Verdict: Rebecca Hall’s performance is the biggest reason to see “Christine,” but this focused portrait of a troubled woman also offers an exacting, emotional punch.
On July 15, 1974, reporter Christine Chubbuck shot herself in the head on live TV during her local news program. The station team cut to black and Chubbuck later died in the hospital.
Chubbuck remains something of a mythical figure, in part because no video of her death exists on the internet; a Vulture article recently dubbed it a “Holy Grail” in the world of dark web death obsessions (only one copy exists, reportedly locked away forever).
Director Antonio Campos reroutes this fascination from her death to its cause in “Christine,” a biopic starring Rebecca Hall in one of the most captivating performances this year. “Christine” is often impenetrable, sometimes maddeningly so, but Hall keeps us rooted with this deeply troubled woman.
Christine is tall and beautiful, but utterly disconnected. She desperately wants love and acceptance but constantly pushes people away, like her crush Georgie (Michael C. Hall), friendly camerawoman Jean (Maria Dizzia) and her loving but flighty mother Peg (J. Smith-Cameron).
She works for a Florida news station, heading her own segment reporting Real Issues, like zoning. Her boss Mike (Tracy Letts) wants more pizazz, citing the logic of “If it bleeds, it leads.” Christine struggles against him in vain, vying for a promotion she can only get if she reports on fluff, strawberry festivals and chicken farmers.
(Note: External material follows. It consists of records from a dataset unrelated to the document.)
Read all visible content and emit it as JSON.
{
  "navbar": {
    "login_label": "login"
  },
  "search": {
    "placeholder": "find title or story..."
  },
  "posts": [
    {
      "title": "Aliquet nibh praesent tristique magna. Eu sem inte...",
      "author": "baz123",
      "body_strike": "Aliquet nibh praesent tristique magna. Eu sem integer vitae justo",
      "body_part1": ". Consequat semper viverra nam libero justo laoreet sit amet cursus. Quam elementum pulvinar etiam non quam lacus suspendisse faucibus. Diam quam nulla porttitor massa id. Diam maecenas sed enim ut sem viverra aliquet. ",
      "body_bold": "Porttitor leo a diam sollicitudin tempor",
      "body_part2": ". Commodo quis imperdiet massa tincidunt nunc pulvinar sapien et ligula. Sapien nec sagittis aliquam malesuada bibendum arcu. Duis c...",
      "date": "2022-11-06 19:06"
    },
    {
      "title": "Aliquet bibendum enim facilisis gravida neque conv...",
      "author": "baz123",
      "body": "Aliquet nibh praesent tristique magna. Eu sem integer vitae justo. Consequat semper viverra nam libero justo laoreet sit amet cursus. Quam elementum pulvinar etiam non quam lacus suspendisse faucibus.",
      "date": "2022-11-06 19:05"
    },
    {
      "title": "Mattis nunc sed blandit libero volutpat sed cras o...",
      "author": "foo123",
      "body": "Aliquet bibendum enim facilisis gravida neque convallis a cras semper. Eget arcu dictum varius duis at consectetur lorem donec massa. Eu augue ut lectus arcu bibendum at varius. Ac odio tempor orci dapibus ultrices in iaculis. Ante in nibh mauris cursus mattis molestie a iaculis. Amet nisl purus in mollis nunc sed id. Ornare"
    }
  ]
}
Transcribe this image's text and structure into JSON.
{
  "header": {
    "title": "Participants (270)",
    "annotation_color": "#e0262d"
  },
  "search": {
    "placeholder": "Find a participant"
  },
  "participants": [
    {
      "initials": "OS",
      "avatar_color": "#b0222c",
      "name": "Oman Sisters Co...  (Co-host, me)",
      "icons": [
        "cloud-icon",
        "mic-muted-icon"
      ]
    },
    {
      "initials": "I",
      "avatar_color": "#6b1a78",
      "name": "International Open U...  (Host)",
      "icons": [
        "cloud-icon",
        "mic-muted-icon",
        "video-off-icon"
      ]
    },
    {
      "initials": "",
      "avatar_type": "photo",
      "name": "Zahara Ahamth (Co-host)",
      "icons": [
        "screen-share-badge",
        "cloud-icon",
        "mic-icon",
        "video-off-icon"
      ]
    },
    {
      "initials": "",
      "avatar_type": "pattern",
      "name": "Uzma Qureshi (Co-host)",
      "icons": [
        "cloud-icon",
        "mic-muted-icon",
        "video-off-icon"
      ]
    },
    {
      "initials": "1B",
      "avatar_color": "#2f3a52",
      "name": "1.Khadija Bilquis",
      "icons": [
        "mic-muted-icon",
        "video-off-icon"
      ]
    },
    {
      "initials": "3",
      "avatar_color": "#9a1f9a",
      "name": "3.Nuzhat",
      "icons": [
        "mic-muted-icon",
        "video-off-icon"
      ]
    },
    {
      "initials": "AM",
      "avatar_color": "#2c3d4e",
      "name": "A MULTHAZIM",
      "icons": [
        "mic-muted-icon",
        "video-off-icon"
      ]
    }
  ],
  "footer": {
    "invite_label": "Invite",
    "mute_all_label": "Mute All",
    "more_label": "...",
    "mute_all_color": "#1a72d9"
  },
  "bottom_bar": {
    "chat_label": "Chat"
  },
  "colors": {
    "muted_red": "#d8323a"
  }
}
Early on I jumped to media sensationalism as a major concern of this film, remembering Mother Jones’s decision to ask for donations, rather than be bought out by a big boss like Mike. Christine’s end– on TV, citing in a monologue the “blood and guts” her boss was obsessed with– may steer us towards that read too, but while we might wander across them, Campos and writer Craig Shilowich aren’t interested in posing such questions. Christine’s mindset is their sole focus. Perhaps this was a missed opportunity on their part, but I appreciate their focus on her character, on the pieces that led to her final violent act.
Does this focus occasionally lead us in circles? Sure. The middle of the film sometimes feels like a stand-still as we revisit the same issues in Christine’s life. Ultimately, though, the ending needs this constant repetition. Without it I don’t know if I would have reacted the way that I did to her death, especially considering how it was handled. I question Campos’ choices in the last minutes of the film; it feels odd to suddenly turn attention away from her. But I still felt shock and grief, and I chalk that up to the film’s obsession with probing her neuroses past the minimum requirement.
“Christine” adeptly portrays her loneliness and her inability to connect. But while all of this may help us understand who she was, it doesn’t help us figure out why she died that way. I’m not sure we can understand Christine. Perhaps depression and suicide are unknowable too, at their cores.
That’s what “Christine” comes down to for me. She’s a mystery, and it can be aggravating trying to figure her out when there’s ultimately no answer. That, in itself, is an important lesson “Christine” can teach us.